Of course, it isn’t just appointments. Sometimes, experienced truckers will notice a trend at a receiver’s facility (or the surrounding area). Sunrise and sunset can decrease visibility at specific times of the day, increasing traffic and making it harder for a truck to get in and out quickly.

It may sound neurotic, but sharing information about weather and appointment systems can be great for shippers and truckers. For truckers, a little training often means less time waiting to be unloaded and less time idling. This can mean more time to run loads and, ultimately, more income. For shippers, the decreased wait time eliminates the risk of unexpected accessories like detention and reduces emissions (trucks aren’t idling).

While communicating with a driver is easier than ever, thanks to smartphones, a tremendous amount of institutional knowledge and specificity is often being lost in the handoff between brokers and carriers.

What percentage of your carrier base has taken a load from you in the last 30 days?

For the last few years, there’s been an arms race among brokers to show that they have the biggest pool of available capacity. Some brokers highlight the total number of trucks they can access, while others share the number of motor carriers they’ve approved to take loads.

At its best, this is an issue of marketing teams trying their best to position a company as “ready for anything you can throw at it.” After all, a company with access to 25,000 trucks will surely be able to cover the loads a customer sends. At its worst, however, this can be an admission that the broker lacks deep relationships with carriers; there’s a vast difference between knowing of a carrier vs. working with a carrier.

Trusted relationships go a long way in preventing shippers from being victimized by freight theft or fraud, and understanding the percentage of carriers that have ongoing engagements with a broker can help a shipper discern their risks.

What’s your average time to pay carriers in your network?

Time-to-cash is one of the most significant hurdles in transportation. Carriers pay upfront costs like fuel and labor and then wait for payment for services. At the same time, many brokers will delay payments. This can be for several reasons, many of which can be valid.

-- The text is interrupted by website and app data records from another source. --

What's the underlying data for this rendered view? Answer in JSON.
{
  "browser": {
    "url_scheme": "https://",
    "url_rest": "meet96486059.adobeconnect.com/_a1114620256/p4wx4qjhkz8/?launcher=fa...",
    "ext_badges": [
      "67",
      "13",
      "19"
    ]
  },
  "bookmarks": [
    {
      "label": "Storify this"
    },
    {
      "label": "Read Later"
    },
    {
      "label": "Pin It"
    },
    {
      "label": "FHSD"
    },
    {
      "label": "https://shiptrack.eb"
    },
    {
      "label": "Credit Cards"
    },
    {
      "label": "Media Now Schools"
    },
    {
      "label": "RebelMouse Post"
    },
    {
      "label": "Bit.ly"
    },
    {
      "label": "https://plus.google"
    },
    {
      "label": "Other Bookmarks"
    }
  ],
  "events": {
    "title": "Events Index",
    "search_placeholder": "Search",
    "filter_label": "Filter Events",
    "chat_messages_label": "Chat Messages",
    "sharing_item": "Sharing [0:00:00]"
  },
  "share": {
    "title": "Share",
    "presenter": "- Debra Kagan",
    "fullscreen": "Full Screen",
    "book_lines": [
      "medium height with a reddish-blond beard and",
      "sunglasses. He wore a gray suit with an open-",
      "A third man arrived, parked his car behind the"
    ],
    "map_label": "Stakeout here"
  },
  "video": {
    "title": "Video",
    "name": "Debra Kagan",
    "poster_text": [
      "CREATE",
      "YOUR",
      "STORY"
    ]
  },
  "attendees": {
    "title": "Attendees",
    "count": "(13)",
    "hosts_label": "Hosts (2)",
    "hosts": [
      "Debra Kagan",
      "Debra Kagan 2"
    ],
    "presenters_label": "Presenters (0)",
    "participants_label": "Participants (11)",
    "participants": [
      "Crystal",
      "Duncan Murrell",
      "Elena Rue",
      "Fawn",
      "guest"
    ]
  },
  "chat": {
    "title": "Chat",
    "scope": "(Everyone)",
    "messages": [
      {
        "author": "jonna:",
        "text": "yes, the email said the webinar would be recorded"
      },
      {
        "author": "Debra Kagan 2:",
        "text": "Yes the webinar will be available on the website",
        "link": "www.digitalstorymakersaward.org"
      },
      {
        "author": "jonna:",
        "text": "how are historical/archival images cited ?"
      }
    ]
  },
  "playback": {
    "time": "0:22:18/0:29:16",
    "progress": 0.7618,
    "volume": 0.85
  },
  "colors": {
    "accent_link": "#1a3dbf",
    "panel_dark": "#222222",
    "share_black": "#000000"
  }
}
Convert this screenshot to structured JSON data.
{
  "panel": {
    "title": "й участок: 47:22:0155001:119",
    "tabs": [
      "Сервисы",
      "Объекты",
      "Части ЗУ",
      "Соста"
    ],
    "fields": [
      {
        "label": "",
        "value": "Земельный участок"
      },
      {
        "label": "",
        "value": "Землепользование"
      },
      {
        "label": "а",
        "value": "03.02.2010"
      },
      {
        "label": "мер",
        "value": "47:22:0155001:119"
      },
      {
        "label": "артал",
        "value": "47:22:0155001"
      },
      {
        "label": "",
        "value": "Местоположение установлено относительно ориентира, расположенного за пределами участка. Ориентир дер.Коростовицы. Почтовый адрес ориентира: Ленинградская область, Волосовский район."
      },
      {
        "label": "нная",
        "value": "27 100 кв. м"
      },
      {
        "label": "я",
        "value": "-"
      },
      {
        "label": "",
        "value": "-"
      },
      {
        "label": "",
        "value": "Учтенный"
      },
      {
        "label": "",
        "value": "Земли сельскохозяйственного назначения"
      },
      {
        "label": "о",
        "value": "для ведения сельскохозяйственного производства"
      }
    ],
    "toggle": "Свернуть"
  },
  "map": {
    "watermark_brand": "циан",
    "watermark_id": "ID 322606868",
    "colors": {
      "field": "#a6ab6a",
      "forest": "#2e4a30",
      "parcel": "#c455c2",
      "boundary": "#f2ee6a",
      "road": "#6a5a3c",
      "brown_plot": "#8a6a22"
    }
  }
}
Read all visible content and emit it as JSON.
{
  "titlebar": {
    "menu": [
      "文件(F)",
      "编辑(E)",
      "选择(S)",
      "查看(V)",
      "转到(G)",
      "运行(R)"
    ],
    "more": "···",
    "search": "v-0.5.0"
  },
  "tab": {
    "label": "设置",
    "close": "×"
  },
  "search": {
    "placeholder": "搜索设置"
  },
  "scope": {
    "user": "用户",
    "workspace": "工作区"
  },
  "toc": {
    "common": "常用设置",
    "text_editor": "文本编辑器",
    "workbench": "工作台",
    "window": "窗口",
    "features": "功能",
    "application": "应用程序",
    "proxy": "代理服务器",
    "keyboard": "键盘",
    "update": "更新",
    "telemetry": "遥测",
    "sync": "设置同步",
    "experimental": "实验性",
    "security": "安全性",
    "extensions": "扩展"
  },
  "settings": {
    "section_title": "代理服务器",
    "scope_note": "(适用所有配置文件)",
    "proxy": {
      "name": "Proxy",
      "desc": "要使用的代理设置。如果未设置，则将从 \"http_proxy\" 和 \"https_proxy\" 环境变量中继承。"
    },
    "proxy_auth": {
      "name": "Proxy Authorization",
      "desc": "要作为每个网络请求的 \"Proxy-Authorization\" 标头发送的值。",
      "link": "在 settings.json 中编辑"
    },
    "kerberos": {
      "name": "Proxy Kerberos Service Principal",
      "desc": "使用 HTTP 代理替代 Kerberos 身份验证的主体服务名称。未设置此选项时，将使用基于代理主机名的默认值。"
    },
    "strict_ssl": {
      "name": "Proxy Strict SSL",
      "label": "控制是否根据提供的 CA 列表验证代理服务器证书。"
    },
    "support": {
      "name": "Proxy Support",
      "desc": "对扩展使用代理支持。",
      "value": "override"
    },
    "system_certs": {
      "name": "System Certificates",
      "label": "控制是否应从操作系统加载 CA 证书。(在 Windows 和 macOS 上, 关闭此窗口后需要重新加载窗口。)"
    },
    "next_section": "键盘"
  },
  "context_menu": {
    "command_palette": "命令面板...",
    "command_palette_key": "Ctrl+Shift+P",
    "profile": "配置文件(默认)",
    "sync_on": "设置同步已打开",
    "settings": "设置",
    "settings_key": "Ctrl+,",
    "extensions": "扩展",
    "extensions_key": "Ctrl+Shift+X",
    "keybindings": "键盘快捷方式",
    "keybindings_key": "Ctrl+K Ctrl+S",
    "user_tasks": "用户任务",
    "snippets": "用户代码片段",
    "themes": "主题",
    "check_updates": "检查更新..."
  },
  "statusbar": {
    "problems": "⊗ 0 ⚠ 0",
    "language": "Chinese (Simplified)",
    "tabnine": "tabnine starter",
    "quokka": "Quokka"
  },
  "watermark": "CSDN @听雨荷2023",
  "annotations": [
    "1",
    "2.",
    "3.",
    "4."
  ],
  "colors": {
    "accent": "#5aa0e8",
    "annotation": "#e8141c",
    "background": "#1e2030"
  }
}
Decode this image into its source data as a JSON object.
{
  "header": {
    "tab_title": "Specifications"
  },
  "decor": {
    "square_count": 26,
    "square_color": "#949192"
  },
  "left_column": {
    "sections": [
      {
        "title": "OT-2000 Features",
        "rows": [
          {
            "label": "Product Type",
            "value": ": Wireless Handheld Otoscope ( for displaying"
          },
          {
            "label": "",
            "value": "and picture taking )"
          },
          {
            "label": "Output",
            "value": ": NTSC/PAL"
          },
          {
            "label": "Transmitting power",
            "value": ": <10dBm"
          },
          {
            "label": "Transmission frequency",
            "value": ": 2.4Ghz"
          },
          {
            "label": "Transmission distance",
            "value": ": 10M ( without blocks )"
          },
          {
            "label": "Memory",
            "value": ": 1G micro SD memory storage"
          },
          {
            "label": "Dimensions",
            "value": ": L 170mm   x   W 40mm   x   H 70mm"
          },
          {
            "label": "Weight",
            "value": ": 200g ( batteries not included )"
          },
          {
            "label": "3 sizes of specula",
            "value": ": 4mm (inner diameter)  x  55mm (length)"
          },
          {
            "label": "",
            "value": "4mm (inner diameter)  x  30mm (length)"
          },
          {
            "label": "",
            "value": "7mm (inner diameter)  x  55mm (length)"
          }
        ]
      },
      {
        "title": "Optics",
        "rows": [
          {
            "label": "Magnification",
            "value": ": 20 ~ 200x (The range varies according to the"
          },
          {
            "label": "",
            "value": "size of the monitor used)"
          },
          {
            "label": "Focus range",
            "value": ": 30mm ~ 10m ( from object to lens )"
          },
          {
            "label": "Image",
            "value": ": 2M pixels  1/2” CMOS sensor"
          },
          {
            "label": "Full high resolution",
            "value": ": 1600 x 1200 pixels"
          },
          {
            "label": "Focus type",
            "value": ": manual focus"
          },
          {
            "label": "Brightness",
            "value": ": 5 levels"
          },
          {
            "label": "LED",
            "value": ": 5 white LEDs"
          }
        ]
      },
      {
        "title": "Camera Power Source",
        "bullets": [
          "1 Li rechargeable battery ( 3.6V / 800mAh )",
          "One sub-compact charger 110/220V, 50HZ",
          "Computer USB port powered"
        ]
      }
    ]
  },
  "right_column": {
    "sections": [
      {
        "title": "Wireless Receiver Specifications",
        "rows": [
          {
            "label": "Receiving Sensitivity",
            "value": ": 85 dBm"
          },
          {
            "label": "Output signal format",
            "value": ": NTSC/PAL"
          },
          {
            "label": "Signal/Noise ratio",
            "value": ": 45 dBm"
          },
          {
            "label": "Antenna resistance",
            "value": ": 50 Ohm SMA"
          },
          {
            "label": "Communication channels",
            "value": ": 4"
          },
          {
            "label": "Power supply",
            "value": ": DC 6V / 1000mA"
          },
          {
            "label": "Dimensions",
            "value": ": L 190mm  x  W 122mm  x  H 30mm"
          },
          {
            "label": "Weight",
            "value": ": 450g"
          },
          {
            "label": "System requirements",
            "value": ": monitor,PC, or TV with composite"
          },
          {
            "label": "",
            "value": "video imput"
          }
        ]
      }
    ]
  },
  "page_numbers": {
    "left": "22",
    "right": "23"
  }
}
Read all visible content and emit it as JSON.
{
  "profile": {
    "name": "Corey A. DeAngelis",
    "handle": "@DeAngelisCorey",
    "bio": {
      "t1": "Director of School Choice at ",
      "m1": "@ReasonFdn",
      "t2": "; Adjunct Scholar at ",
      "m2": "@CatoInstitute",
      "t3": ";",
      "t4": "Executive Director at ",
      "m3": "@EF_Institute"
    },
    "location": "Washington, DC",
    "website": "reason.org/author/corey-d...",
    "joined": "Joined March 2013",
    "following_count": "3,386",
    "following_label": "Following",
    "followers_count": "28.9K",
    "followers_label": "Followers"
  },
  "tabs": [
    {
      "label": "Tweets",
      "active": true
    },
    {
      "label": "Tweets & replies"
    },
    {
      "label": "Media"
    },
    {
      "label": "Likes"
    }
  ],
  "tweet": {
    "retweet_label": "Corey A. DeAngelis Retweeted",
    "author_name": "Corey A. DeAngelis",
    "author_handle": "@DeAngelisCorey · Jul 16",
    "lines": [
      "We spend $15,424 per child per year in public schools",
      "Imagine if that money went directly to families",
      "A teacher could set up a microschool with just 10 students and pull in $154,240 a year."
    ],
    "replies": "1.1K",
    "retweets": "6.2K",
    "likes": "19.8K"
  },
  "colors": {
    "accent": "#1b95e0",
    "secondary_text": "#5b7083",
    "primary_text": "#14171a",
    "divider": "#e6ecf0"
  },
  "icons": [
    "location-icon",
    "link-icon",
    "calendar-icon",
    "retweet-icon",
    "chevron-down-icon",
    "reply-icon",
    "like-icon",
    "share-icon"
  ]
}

For instance, many shippers negotiate lengthy payment terms with brokers; “net 90” is quite common as a billing term.

However, some brokers use the billing terms they’ve accepted as an excuse for holding off payment to carriers, even if their website says something far different (i.e., next day or even same day).

This time lapse between job completion and payout impacts the relationship between carriers and brokers, forcing many carriers to evaluate time-to-pay as the most critical metric, even over the amount of pay.

For a shipper looking to establish a new broker relationship, this question (especially when compared to what the broker has publicly promised) can go a long way toward understanding the dynamics of a broker/carrier relationship, which has an obvious impact on the quality of work performed for a shipper.

What are you doing to help us along our sustainability journey?

A slew of regulations at the state and federal level will soon require enterprises to disclose their carbon and/or reduce their emissions. The SEC will soon include emissions reporting in financial statements, meaning CFOs can be held legally responsible for accurate reporting (and jail time could be a penalty). In California, Indirect Sourcing Rules (ISRs) will demand disclosures from companies with more than $1 billion in revenues.

In addition, many of the most beloved brands are taking steps to reduce their emissions. Brokers should be able to support companies in their journey to sustainability. Decision-makers simply need to ask the right questions.